Last week it was announced that, after many years of (our) waiting and hoping, former Minnesota Twins pitcher Bert Blyleven had been voted into the Major League Baseball Hall of Fame. In yesterday’s local paper, Blyleven was asked about the speech he planned to make when he is officially inducted in Cooperstown, NY on July 24.
Here’s what he said:
“A Hall of Fame speech is not talking about yourself; it’s talking about the people who helped you get where you’re at right now. There are so many great people who helped me.”
We loved the response, and it is not just because Bert is a Minnesotan or because we are trying to get him to circle us on television broadcasts next season. (Blyleven does color commentary for Twins games and is known for circling fans in the crowd with his telestrator.) We loved the quote because it is so thoroughly sociological, recognizing that all of Blyleven’s accomplishments are not fully his own and in fact the result of lots of cooperation and assistance from others along the way.
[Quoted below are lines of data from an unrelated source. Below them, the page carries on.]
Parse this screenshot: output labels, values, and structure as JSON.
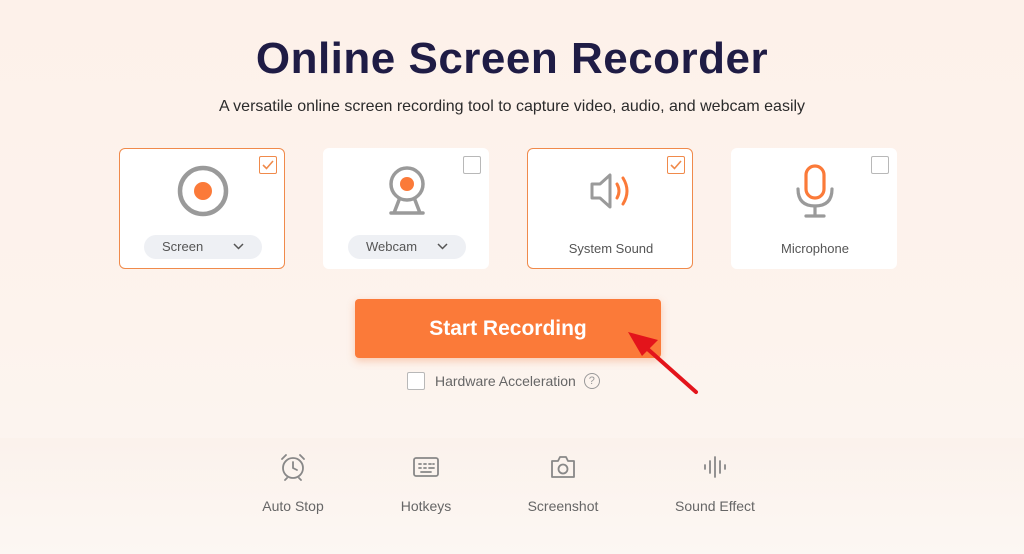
{
  "header": {
    "title": "Online Screen Recorder",
    "subtitle": "A versatile online screen recording tool to capture video, audio, and webcam easily"
  },
  "sources": [
    {
      "id": "screen",
      "icon": "screen-record-icon",
      "checked": true,
      "dropdown": "Screen"
    },
    {
      "id": "webcam",
      "icon": "webcam-icon",
      "checked": false,
      "dropdown": "Webcam"
    },
    {
      "id": "system-sound",
      "icon": "speaker-icon",
      "checked": true,
      "label": "System Sound"
    },
    {
      "id": "microphone",
      "icon": "microphone-icon",
      "checked": false,
      "label": "Microphone"
    }
  ],
  "start_button": {
    "label": "Start Recording"
  },
  "hardware_acceleration": {
    "label": "Hardware Acceleration",
    "checked": false,
    "help": "?"
  },
  "features": [
    {
      "icon": "alarm-clock-icon",
      "label": "Auto Stop"
    },
    {
      "icon": "keyboard-icon",
      "label": "Hotkeys"
    },
    {
      "icon": "camera-icon",
      "label": "Screenshot"
    },
    {
      "icon": "sound-wave-icon",
      "label": "Sound Effect"
    }
  ],
  "colors": {
    "accent": "#fb7a39",
    "title": "#1f1c45",
    "selected_border": "#f08a4b"
  }
}
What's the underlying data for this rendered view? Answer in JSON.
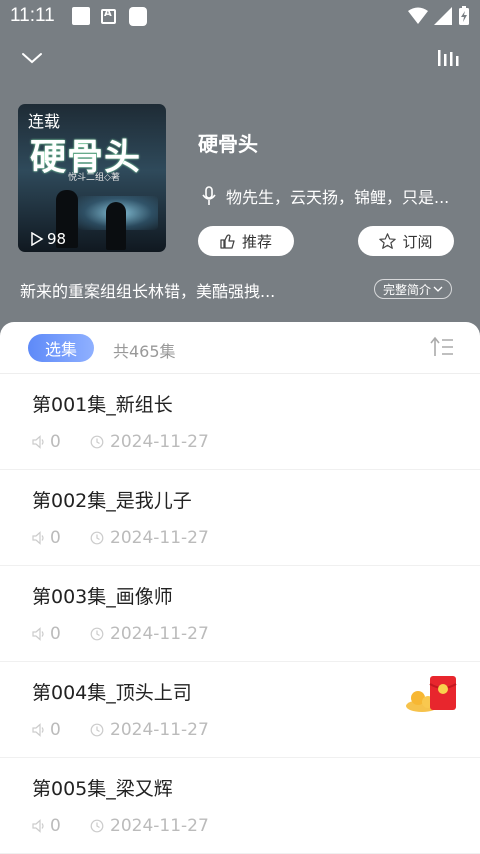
{
  "status": {
    "time": "11:11"
  },
  "album": {
    "cover_tag": "连载",
    "cover_title": "硬骨头",
    "cover_subtitle": "悦斗二组◇著",
    "plays": "98",
    "title": "硬骨头",
    "artists": "物先生，云天扬，锦鲤，只是...",
    "recommend_label": "推荐",
    "subscribe_label": "订阅",
    "description": "新来的重案组组长林错，美酷强拽...",
    "more_label": "完整简介"
  },
  "panel": {
    "active_tab": "选集",
    "count": "共465集"
  },
  "episodes": [
    {
      "name": "第001集_新组长",
      "plays": "0",
      "date": "2024-11-27"
    },
    {
      "name": "第002集_是我儿子",
      "plays": "0",
      "date": "2024-11-27"
    },
    {
      "name": "第003集_画像师",
      "plays": "0",
      "date": "2024-11-27"
    },
    {
      "name": "第004集_顶头上司",
      "plays": "0",
      "date": "2024-11-27"
    },
    {
      "name": "第005集_梁又辉",
      "plays": "0",
      "date": "2024-11-27"
    }
  ],
  "colors": {
    "accent": "#5e8af8",
    "header_bg": "#787e83"
  },
  "icons": [
    "chevron-down-icon",
    "equalizer-icon",
    "play-icon",
    "microphone-icon",
    "thumb-up-icon",
    "star-icon",
    "sort-icon",
    "speaker-icon",
    "clock-icon",
    "red-packet-icon"
  ]
}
NYU sociologist Dalton Conley talked about this recognition that we all stand on the shoulders of others when he did a special video chat with our intro undergrads here last spring—but he added a twist. Conley talked about how he always asks his own intro students how they had come to their academic success and being enrolled at his/their prestigious institution. His white students, Conley told us, typically talk about how hard they had worked in high school and throughout their lives; students of color, in contrast, usually tell him about all the people who had helped them along the way. Hall-of-famers in the making? Circle them, Bert!